Modern Western society is fascinated with the idea of collapse, particularly in the United States. People watch Doomsday Preppers, follow blogs on Peak Oil, and think about what their world would look like if banks failed. Even before the Club of Rome’s report in the 1970s, many scholars have long warned about modern civilization’s over-reliance on non-renewable resources, minerals and fuels. There is a faction within the environmental movement now that warns of collapse with such intensity that its members almost appear to desire it. When people talk about the collapse of a great civilization, they typically reach back to ancient Rome. In my class “Foundations of Global Studies Theory” course I use a blog post by Ugo Bardi called “Peak Civilization: the Fall of the Roman Empire,” which always sparks interesting conversations about energy in our modern world. While Rome is one possible comparator, one can perhaps make an even better connection between modern civilization and an even earlier period of globalization. There was a time when the key commodity was tin, and most of the mines lay in one particular region of Afghanistan. Without tin, there was no bronze, which meant that ancient armies relied on a commodity chain every bit as long and complex as those for the rare earths in modern smart phones. In 1177, The Year Civilization Collapsed, Eric Cline focuses on the Ancient Near East and its international system.
This period may appear remote from Global Studies, but globalization has deep roots. Before Columbus
sailed, the Arab world had its own period of globalization that saw travelers such as Ibn Battuta voyage from North Africa to Central Asia. Perhaps the first great period of globalization, however, came even earlier in the epoch around 1400-1200 BC. This was a world of diverse major powers -Assyrians, Egyptians, Hittites, and others- who engaged in diplomacy, intermarriage and trade. And then in a stunningly short period, this entire world collapsed. Why?

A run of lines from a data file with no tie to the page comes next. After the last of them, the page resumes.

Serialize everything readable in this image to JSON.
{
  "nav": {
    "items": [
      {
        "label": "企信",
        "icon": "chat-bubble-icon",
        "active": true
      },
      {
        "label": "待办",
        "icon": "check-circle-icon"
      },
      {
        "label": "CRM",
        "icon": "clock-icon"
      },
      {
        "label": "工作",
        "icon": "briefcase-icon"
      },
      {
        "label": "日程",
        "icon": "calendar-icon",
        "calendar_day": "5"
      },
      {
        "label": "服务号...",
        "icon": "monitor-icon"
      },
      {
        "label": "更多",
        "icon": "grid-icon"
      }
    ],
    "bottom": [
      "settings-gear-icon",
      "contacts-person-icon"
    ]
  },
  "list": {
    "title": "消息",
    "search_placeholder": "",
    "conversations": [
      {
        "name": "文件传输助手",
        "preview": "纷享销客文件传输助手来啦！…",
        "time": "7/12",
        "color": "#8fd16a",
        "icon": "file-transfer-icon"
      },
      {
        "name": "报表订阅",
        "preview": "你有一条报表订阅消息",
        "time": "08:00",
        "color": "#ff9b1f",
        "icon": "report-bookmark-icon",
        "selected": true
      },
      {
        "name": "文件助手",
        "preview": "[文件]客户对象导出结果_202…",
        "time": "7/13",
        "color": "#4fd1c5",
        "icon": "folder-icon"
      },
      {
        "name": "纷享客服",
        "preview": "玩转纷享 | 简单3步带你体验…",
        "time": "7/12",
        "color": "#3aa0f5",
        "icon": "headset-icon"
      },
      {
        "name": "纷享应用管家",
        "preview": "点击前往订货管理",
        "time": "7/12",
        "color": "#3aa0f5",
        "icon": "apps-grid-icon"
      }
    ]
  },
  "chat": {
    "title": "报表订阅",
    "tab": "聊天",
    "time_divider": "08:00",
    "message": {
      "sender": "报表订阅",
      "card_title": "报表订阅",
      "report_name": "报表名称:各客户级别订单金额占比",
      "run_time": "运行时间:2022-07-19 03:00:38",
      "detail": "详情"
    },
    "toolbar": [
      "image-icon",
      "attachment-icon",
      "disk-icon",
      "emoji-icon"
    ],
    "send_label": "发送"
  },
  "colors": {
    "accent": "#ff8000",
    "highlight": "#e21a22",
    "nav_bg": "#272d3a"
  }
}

Traditionally, scholars have focused on a mysterious group called the Sea People, who overran one ancient civilization after another with the sole exception of ancient Egypt. Cline’s work seeks to examine this collapse of civilizations in a historical context, to better understand why many states failed at the same moment. Cline begins the work by making a direct comparison between the ancient Near East and the contemporary Middle East, which he says holds lessons for our globalized world today. Indeed, he says that this collapse is a better model for the present than ancient Rome precisely because it involved multiple civilizations.
Cline’s strength is his deep knowledge of the literature, and broad understanding of the history of multiple states
during this period. He begins his study in 1477, and details the complex interactions between ancient cultures that have been preserved on papyrus and clay tablets. This section of his work discusses topics as wide ranging as ancient shipwrecks to marriage between neighboring dynasties. The wonderful graphics by D.H. Cline document this web of connections in a visual manner, and add greatly to the text.
While this historical background is a strength, it also becomes a weakness too, because this discussion the background comes to overshadow the collapse itself, which is the key topic of the book. Does the reader really need to know the details of the Battle of Megiddo or the archaeological evidence (and lack thereof) for the Biblical Exodus? Much of this material seems tangential to his thesis, so that he at times seems to be as interested in documenting a world as in making an argument. In part, the challenge may be that so much regarding this period remains a mystery, so that Cline spends a great deal of time describing what scholars don’t know. Who were the Sea People? Where did they come from? Which sites did they sack? Which cities may have been destroyed by internal rebellions? Why weren’t cities rebuilt? We know that various states and cities collapsed, but much less about why this breakdown took place.
In the end, Cline argues that the ancient world was overthrown by a “perfect storm,” which involved external invasion, an earthquake storm, drought and other factors. He also refers to chaos theory, in a brief final section. This material is intriguing, but the book still feels unbalanced, because it spends more time on the background to the collapse than the catastrophe itself. This section might have benefited from more explicit discussion of the theorists of collapse, such as Joseph Tainter. In my Global Studies theory class Tainter’s concept regarding the marginal utility of increasing complexity always leads to an interesting discussion about global energy supplies. It would also have been interesting to compare 1177 with 410/476 in Rome, in more than a passing way. In the end, with so much unknown, the reader is left uncertain what the lessons for the modern era were. This is unfortunate, because Cline is convincing that there are many parallels between this ancient international system and today’s world. Ultimately, his book is a richly researched and detailed overview of a lost period of globalization, which provides a new perspective on how civilizations may collapse.
Interested in international mysteries? Click here.
Shawn Smallman, Portland State University